● **WHAT YOU WILL DO**:
Pick out and copy every line below that has the word "Human".

Stored data entries:
★ ★ ★ ★ ★ ★ ★

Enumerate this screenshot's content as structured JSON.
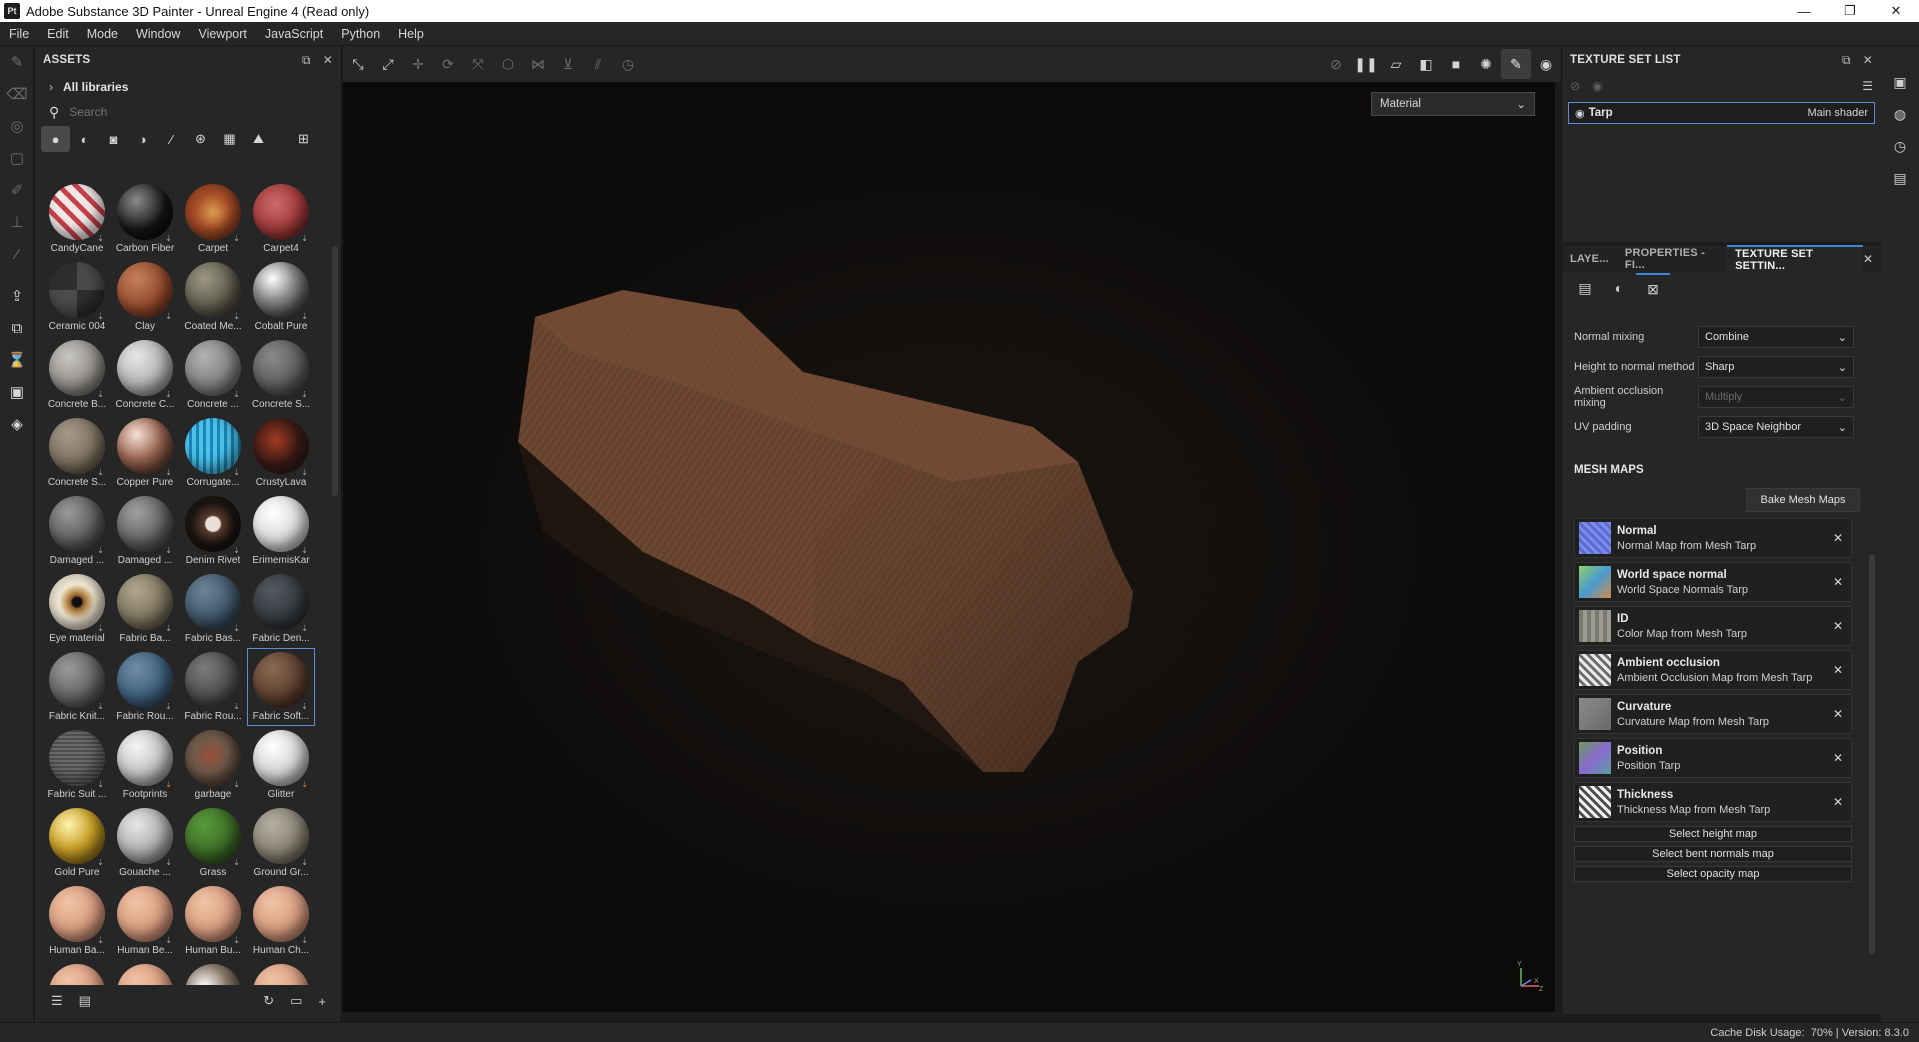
{
  "window": {
    "app_icon": "Pt",
    "title": "Adobe Substance 3D Painter - Unreal Engine 4 (Read only)",
    "controls": [
      "—",
      "❐",
      "✕"
    ]
  },
  "menu": [
    "File",
    "Edit",
    "Mode",
    "Window",
    "Viewport",
    "JavaScript",
    "Python",
    "Help"
  ],
  "assets_panel": {
    "title": "ASSETS",
    "all_libraries": "All libraries",
    "search_placeholder": "Search",
    "filters": [
      "sphere-material-icon",
      "smart-material-icon",
      "mask-icon",
      "filter-icon",
      "brush-icon",
      "particle-icon",
      "texture-icon",
      "environment-icon",
      "grid-view-icon"
    ],
    "items": [
      {
        "label": "CandyCane"
      },
      {
        "label": "Carbon Fiber"
      },
      {
        "label": "Carpet"
      },
      {
        "label": "Carpet4"
      },
      {
        "label": "Ceramic 004"
      },
      {
        "label": "Clay"
      },
      {
        "label": "Coated Me..."
      },
      {
        "label": "Cobalt Pure"
      },
      {
        "label": "Concrete B..."
      },
      {
        "label": "Concrete C..."
      },
      {
        "label": "Concrete ..."
      },
      {
        "label": "Concrete S..."
      },
      {
        "label": "Concrete S..."
      },
      {
        "label": "Copper Pure"
      },
      {
        "label": "Corrugate..."
      },
      {
        "label": "CrustyLava"
      },
      {
        "label": "Damaged ..."
      },
      {
        "label": "Damaged ..."
      },
      {
        "label": "Denim Rivet"
      },
      {
        "label": "ErimemisKar"
      },
      {
        "label": "Eye material"
      },
      {
        "label": "Fabric Ba..."
      },
      {
        "label": "Fabric Bas..."
      },
      {
        "label": "Fabric Den..."
      },
      {
        "label": "Fabric Knit..."
      },
      {
        "label": "Fabric Rou..."
      },
      {
        "label": "Fabric Rou..."
      },
      {
        "label": "Fabric Soft..."
      },
      {
        "label": "Fabric Suit ..."
      },
      {
        "label": "Footprints"
      },
      {
        "label": "garbage"
      },
      {
        "label": "Glitter"
      },
      {
        "label": "Gold Pure"
      },
      {
        "label": "Gouache ..."
      },
      {
        "label": "Grass"
      },
      {
        "label": "Ground Gr..."
      },
      {
        "label": "Human Ba..."
      },
      {
        "label": "Human Be..."
      },
      {
        "label": "Human Bu..."
      },
      {
        "label": "Human Ch..."
      },
      {
        "label": ""
      },
      {
        "label": ""
      },
      {
        "label": ""
      },
      {
        "label": ""
      }
    ]
  },
  "viewport": {
    "mode_select": "Material",
    "axis": {
      "y": "Y",
      "x": "X",
      "z": "Z"
    }
  },
  "texture_set_list": {
    "title": "TEXTURE SET LIST",
    "row": {
      "name": "Tarp",
      "shader": "Main shader"
    }
  },
  "settings_panel": {
    "tabs": [
      "LAYE...",
      "PROPERTIES - FI...",
      "TEXTURE SET SETTIN..."
    ],
    "settings": [
      {
        "label": "Normal mixing",
        "value": "Combine",
        "disabled": false
      },
      {
        "label": "Height to normal method",
        "value": "Sharp",
        "disabled": false
      },
      {
        "label": "Ambient occlusion mixing",
        "value": "Multiply",
        "disabled": true
      },
      {
        "label": "UV padding",
        "value": "3D Space Neighbor",
        "disabled": false
      }
    ],
    "mesh_maps_title": "MESH MAPS",
    "bake_button": "Bake Mesh Maps",
    "mesh_maps": [
      {
        "name": "Normal",
        "desc": "Normal Map from Mesh Tarp"
      },
      {
        "name": "World space normal",
        "desc": "World Space Normals Tarp"
      },
      {
        "name": "ID",
        "desc": "Color Map from Mesh Tarp"
      },
      {
        "name": "Ambient occlusion",
        "desc": "Ambient Occlusion Map from Mesh Tarp"
      },
      {
        "name": "Curvature",
        "desc": "Curvature Map from Mesh Tarp"
      },
      {
        "name": "Position",
        "desc": "Position Tarp"
      },
      {
        "name": "Thickness",
        "desc": "Thickness Map from Mesh Tarp"
      }
    ],
    "select_buttons": [
      "Select height map",
      "Select bent normals map",
      "Select opacity map"
    ]
  },
  "status": {
    "cache_label": "Cache Disk Usage:",
    "cache_value": "70%",
    "version": "Version: 8.3.0"
  }
}
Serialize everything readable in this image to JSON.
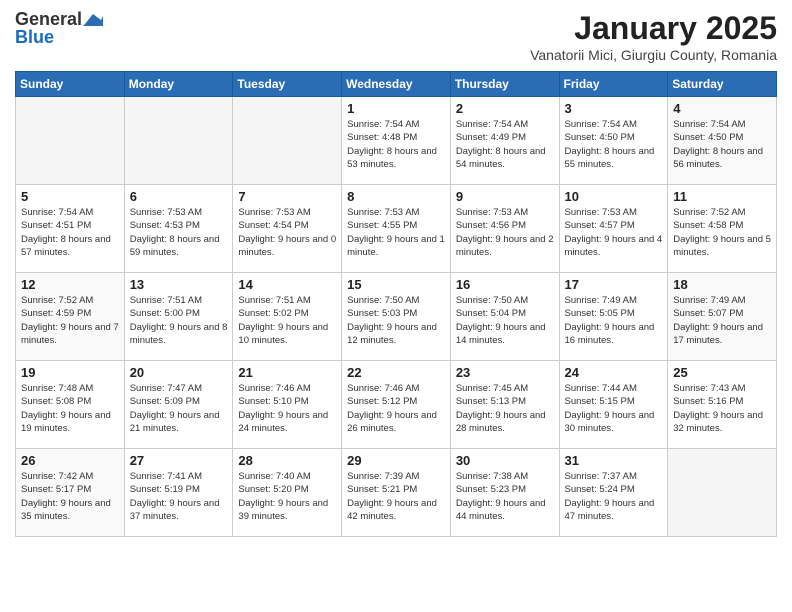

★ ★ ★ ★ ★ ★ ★

● **OUTPUT FOR THIS EXERCISE**:
        "label": "Human Ba..."
        "label": "Human Be..."
        "label": "Human Bu..."
        "label": "Human Ch..."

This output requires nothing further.